**Requirement**
For every line in the records below that holds "JSON", make a copy.

**Input records**
↓
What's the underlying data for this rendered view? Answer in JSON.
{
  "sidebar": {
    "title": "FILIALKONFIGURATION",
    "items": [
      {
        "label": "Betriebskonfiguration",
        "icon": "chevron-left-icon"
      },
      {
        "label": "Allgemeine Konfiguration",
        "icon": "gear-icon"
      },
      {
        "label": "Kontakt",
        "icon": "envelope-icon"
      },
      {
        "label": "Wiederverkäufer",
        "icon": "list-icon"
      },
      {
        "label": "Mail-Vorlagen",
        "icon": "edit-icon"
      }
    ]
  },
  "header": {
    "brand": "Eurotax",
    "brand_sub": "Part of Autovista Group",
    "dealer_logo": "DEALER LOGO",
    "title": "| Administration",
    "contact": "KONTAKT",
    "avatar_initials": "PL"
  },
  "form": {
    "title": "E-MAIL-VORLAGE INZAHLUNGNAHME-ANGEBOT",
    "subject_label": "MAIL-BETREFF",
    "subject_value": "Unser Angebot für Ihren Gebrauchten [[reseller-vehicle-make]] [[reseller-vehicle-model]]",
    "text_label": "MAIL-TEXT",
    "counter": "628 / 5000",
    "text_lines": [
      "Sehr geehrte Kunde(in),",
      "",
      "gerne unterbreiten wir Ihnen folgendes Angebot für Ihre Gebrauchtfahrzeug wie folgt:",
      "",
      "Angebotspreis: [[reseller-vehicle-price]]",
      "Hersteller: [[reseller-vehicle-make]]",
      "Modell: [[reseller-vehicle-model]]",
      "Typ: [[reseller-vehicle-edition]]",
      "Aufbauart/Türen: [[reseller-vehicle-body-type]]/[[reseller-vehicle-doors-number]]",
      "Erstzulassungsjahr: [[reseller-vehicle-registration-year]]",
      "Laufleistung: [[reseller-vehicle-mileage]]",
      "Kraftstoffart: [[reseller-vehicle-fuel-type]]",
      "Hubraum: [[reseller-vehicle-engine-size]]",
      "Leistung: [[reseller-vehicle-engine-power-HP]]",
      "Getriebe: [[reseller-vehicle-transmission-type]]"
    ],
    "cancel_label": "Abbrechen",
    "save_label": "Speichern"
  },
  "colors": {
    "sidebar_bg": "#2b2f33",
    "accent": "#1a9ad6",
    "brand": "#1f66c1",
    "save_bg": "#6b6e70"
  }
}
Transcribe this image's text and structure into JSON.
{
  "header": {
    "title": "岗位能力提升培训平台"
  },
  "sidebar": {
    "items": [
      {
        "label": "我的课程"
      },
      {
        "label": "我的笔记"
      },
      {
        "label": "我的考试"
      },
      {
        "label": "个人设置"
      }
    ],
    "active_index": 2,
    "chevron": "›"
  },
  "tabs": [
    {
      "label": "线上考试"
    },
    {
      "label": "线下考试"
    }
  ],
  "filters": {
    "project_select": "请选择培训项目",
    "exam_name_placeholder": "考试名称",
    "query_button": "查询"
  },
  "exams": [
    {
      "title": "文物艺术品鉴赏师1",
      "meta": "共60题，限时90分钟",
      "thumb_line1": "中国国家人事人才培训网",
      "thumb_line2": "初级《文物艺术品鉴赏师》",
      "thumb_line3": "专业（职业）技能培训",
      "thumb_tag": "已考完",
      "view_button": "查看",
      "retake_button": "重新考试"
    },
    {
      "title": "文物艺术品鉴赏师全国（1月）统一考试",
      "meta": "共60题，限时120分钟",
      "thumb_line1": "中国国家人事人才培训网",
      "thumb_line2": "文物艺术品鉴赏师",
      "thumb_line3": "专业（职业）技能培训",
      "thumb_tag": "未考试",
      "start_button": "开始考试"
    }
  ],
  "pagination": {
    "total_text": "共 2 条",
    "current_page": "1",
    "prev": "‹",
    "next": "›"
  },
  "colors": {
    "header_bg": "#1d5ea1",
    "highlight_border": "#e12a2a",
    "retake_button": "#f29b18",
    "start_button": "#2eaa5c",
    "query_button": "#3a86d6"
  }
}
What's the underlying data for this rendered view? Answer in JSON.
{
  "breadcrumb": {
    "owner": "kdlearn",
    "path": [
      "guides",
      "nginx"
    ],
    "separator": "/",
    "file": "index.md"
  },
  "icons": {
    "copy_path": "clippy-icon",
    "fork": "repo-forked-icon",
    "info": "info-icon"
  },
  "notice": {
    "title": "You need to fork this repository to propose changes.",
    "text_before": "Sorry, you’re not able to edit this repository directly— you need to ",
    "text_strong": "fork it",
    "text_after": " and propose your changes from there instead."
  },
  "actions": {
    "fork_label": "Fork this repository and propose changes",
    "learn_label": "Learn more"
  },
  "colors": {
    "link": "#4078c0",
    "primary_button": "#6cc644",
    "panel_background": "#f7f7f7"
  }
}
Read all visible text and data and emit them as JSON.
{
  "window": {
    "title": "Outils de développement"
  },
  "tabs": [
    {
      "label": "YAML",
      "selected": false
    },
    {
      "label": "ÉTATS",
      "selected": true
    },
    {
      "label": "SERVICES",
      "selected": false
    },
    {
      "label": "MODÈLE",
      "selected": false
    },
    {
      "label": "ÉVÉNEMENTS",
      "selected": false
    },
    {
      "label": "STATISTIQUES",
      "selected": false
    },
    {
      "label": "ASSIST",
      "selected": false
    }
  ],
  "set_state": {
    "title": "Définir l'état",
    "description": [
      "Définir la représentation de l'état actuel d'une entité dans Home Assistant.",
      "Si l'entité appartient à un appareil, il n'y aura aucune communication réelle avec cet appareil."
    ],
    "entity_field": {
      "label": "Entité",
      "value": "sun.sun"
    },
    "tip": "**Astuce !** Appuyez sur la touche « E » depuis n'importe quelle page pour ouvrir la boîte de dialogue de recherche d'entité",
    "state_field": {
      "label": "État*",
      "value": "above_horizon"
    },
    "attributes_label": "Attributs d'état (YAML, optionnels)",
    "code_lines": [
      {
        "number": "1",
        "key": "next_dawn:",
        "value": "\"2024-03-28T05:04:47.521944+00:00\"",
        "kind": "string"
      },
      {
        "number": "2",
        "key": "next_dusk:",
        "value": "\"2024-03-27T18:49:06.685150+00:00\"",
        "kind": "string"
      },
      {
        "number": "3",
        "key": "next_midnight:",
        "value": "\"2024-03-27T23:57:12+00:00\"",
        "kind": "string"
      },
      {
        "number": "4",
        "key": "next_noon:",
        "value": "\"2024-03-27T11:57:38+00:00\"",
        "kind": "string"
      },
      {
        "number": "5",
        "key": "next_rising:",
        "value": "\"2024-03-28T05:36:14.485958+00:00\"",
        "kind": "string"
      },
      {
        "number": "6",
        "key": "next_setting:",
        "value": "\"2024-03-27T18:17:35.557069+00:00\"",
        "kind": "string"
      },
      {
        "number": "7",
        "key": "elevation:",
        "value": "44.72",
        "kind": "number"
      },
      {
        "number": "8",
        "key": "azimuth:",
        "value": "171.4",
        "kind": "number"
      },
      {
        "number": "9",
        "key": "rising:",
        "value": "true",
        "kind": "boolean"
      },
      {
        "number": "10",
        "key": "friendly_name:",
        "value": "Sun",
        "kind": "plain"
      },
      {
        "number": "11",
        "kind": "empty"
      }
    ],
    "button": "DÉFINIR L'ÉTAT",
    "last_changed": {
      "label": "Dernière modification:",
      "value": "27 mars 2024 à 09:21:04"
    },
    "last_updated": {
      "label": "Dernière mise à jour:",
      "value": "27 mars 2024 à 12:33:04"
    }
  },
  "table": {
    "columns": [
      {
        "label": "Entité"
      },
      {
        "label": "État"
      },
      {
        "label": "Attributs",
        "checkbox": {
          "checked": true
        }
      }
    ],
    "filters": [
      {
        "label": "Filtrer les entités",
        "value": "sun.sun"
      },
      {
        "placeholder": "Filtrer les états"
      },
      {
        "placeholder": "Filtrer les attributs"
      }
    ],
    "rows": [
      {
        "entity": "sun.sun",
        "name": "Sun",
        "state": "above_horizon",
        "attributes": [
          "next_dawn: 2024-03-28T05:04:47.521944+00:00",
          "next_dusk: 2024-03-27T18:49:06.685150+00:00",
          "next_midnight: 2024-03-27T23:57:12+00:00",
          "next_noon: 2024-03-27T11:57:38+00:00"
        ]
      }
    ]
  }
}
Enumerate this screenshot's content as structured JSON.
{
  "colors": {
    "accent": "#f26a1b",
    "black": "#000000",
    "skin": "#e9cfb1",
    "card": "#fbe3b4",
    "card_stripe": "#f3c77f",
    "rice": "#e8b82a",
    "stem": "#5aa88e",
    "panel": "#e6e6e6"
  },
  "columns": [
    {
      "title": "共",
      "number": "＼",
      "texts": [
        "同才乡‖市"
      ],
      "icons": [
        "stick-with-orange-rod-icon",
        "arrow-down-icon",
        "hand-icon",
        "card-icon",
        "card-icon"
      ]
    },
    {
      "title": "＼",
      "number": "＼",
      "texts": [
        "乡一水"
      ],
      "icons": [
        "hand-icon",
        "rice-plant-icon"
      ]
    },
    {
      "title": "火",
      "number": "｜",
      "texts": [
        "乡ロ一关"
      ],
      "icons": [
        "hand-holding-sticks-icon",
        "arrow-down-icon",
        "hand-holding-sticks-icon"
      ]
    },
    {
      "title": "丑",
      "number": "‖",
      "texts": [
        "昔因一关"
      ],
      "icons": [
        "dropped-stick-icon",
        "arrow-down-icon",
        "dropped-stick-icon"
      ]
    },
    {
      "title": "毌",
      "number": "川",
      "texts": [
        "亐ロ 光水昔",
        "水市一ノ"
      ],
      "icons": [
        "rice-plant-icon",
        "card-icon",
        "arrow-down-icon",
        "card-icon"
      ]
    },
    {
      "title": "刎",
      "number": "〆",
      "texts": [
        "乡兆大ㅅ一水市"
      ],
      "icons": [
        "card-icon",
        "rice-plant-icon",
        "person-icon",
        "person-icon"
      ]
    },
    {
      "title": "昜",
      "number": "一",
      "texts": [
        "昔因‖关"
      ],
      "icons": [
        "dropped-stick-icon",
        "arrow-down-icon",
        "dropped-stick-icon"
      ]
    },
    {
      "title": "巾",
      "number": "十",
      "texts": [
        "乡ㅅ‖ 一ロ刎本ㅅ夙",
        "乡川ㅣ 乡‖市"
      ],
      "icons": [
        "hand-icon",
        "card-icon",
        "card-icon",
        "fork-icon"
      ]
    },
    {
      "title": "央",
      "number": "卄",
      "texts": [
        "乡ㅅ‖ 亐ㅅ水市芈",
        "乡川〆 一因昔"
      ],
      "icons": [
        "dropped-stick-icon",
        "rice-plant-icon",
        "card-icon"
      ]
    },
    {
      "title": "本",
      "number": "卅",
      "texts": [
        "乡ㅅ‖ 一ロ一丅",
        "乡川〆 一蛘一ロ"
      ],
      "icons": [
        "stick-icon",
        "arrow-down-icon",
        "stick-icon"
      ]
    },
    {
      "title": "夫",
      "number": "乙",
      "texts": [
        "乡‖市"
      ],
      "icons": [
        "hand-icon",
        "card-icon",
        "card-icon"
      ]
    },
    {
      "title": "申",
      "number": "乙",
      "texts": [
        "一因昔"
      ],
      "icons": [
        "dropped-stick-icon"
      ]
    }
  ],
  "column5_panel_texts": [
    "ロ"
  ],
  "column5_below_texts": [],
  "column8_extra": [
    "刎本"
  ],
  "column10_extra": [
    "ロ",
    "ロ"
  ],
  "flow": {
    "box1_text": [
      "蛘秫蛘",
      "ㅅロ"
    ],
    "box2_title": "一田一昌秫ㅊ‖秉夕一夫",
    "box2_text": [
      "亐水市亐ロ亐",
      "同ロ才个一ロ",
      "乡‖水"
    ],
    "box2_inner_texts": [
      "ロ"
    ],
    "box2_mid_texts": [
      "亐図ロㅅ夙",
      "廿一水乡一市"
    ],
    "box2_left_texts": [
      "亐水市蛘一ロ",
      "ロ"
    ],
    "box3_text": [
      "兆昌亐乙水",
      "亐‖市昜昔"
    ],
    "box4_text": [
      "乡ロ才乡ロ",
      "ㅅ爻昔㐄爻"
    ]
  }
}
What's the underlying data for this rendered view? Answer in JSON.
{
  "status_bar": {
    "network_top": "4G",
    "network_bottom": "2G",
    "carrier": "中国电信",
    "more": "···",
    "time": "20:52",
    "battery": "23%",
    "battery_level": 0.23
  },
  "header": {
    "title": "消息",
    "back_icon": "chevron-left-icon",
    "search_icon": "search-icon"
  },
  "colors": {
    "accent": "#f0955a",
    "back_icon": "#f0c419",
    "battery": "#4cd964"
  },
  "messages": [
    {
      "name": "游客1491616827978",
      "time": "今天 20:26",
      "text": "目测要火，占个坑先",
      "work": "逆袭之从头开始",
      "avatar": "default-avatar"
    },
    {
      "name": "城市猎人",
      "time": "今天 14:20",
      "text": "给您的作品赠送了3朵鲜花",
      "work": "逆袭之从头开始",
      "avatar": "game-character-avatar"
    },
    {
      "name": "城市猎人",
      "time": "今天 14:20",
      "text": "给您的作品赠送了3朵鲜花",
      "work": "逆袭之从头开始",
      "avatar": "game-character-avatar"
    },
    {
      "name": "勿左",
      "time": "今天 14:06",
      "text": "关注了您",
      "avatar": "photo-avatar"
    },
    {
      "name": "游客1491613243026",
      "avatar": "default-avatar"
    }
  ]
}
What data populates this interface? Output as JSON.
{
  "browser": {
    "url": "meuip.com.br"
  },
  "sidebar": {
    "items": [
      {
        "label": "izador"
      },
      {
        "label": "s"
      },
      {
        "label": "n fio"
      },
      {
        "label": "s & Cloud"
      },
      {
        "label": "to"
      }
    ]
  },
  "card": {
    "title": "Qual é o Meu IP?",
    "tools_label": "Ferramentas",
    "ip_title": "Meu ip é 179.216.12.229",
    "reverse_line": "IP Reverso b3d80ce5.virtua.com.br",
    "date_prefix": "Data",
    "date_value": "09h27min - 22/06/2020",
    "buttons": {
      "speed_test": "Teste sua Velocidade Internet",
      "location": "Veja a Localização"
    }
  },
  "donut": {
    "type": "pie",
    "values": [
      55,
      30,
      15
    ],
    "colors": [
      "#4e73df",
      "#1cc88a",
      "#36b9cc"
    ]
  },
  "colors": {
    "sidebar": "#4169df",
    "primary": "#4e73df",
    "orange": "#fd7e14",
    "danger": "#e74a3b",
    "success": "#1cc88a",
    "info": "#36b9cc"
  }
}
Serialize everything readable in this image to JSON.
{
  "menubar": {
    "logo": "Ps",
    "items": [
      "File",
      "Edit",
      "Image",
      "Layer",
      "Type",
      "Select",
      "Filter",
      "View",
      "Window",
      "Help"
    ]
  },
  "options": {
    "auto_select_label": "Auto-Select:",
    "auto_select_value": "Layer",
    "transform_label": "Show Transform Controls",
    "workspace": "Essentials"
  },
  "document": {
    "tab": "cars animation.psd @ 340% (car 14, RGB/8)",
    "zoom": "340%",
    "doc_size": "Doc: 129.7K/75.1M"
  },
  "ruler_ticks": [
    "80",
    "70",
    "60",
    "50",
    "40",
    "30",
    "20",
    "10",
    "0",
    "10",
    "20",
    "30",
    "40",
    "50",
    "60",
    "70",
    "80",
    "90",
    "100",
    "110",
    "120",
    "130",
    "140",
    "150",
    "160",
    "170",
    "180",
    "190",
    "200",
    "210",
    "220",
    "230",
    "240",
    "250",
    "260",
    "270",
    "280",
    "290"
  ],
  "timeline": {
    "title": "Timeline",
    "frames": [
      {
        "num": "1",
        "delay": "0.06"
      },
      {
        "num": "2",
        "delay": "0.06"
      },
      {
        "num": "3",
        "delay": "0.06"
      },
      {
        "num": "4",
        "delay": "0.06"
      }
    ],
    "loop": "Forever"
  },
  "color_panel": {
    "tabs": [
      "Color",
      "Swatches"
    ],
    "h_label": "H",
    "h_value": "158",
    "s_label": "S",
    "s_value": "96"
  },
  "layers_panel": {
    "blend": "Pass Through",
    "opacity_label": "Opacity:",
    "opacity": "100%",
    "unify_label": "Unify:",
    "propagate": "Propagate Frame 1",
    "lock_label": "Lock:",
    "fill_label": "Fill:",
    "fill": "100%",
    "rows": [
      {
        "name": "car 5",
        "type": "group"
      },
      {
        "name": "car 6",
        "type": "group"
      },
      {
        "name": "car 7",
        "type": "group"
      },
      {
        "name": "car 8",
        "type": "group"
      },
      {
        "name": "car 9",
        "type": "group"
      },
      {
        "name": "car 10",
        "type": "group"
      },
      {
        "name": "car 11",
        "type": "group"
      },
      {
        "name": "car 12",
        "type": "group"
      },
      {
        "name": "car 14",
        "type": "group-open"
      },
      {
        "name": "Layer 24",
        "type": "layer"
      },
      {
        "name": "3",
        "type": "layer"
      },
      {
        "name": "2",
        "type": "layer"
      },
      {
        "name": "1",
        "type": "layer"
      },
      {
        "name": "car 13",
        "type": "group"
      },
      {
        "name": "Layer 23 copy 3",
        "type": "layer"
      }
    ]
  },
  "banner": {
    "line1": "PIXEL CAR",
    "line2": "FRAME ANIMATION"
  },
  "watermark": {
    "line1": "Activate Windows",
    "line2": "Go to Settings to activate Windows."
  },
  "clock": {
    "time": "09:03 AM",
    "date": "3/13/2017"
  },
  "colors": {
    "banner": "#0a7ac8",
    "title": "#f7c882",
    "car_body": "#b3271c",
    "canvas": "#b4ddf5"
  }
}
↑
**Output**
What's the underlying data for this rendered view? Answer in JSON.
Transcribe this image's text and structure into JSON.
What's the underlying data for this rendered view? Answer in JSON.
Read all visible text and data and emit them as JSON.
Enumerate this screenshot's content as structured JSON.
What's the underlying data for this rendered view? Answer in JSON.
What data populates this interface? Output as JSON.
Serialize everything readable in this image to JSON.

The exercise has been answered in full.